Meng Tzu aphorisms

Read quotations by Meng Tzu



Wrong are those rulers who do not want to share their joys with the people. For if one rejoices in the joys of the people, so do the people rejoice in their joys. If he grieves the people's sorrows, the people grieve his sorrows. And if he both rejoices and grieves for the whole Pod of heaven - such a man cannot but become a king!

A man is dishonored if he has already dishonored himself. A family is broken when it has already broken itself. A state is broken when it has broken itself. If Heaven sends trouble, we can still escape it. If trouble is in us, there is no escape.

Big people have their works and small people have their works. If everyone has to personally make for their own needs what a hundred craftsmen make, the Celestial Empire will be in disarray.

Some strain the mind, others strain the muscles. Those who strain their minds control people, and those who strain their muscles control people.

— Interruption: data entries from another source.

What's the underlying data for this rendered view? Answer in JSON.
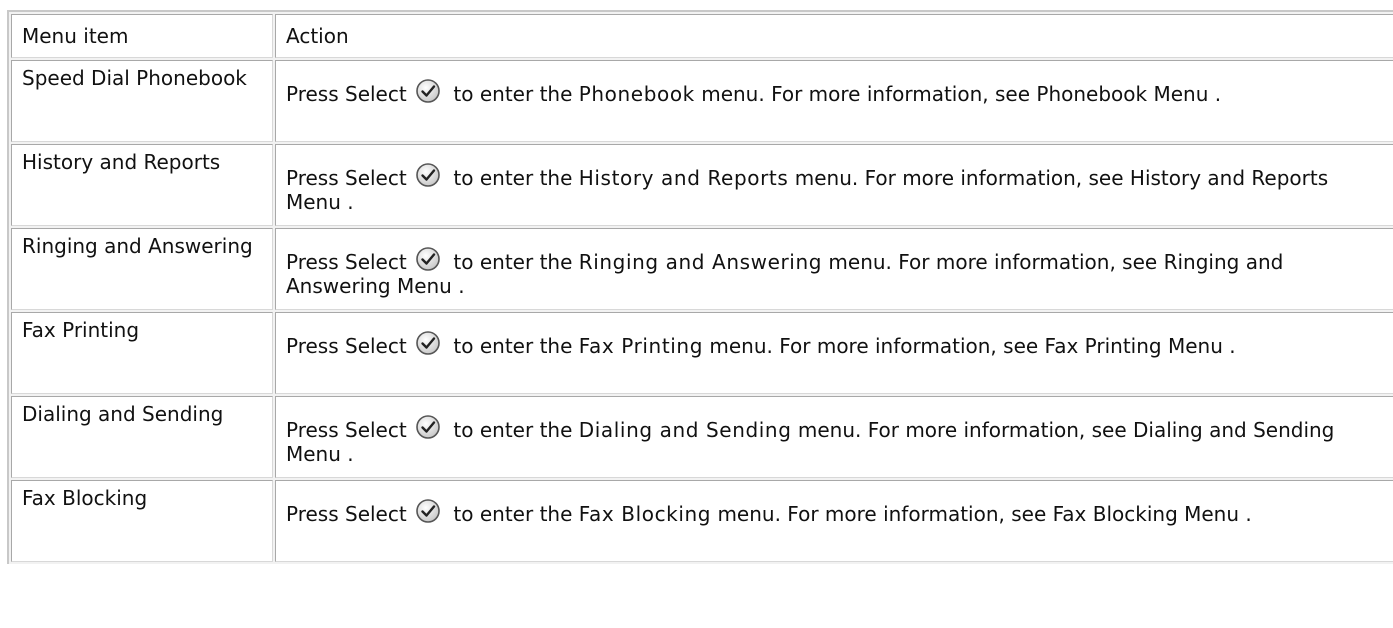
{
  "table": {
    "headers": [
      "Menu item",
      "Action"
    ],
    "icon": "select-check-icon",
    "rows": [
      {
        "item": "Speed Dial Phonebook",
        "action_prefix": "Press Select",
        "action_mid": "to enter the",
        "menu_name": "Phonebook",
        "action_suffix": "menu. For more information, see",
        "link": "Phonebook Menu",
        "end": "."
      },
      {
        "item": "History and Reports",
        "action_prefix": "Press Select",
        "action_mid": "to enter the",
        "menu_name": "History and Reports",
        "action_suffix": "menu. For more information, see",
        "link": "History and Reports Menu",
        "end": "."
      },
      {
        "item": "Ringing and Answering",
        "action_prefix": "Press Select",
        "action_mid": "to enter the",
        "menu_name": "Ringing and Answering",
        "action_suffix": "menu. For more information, see",
        "link": "Ringing and Answering Menu",
        "end": "."
      },
      {
        "item": "Fax Printing",
        "action_prefix": "Press Select",
        "action_mid": "to enter the",
        "menu_name": "Fax Printing",
        "action_suffix": "menu. For more information, see",
        "link": "Fax Printing Menu",
        "end": "."
      },
      {
        "item": "Dialing and Sending",
        "action_prefix": "Press Select",
        "action_mid": "to enter the",
        "menu_name": "Dialing and Sending",
        "action_suffix": "menu. For more information, see",
        "link": "Dialing and Sending Menu",
        "end": "."
      },
      {
        "item": "Fax Blocking",
        "action_prefix": "Press Select",
        "action_mid": "to enter the",
        "menu_name": "Fax Blocking",
        "action_suffix": "menu. For more information, see",
        "link": "Fax Blocking Menu",
        "end": "."
      }
    ]
  }
}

The governed feed others, and the governed feed from others. This is the universal law.

Humanity is the peaceful abode of man, and duty is his true path. What a pity when this peaceful abode is empty and not lived in, when the true path is neglected and not followed!

The way of truth is near, but it is sought far away. The ministry is simple, and seeks it in the difficult. Let everyone love their loved ones and honor their elders - and there will be peace in the Celestial Empire.

He who makes arrows is not as human as he who makes armor. The first fears only one thing - that his arrows will not hurt a man. The second fears that they will not hurt him.

The one who is stocked up on provisions won't be killed by a hungry year. He, who is stocked with virtue, will not be corrupted by a vicious age.

A great man is he who has not lost his infant heart.

He who loves people, and people always love. One who treats them with respect, and people always respect.

A basket of rice, a bowl of stew: if you get it, you live, if you don't get it, you die. But offer them with a rude shout, even a tramp will not take them, and offer them to a beggar, kicking his foot, even a beggar will refuse.

When a state has no faithful servants to guard the law, and no hostile powers or external attacks outside it, such a state usually perishes. From this we learn that life is of cares and suffering, and death is of contentment and joy.


Meng Ke.

Quotations by Meng Tzu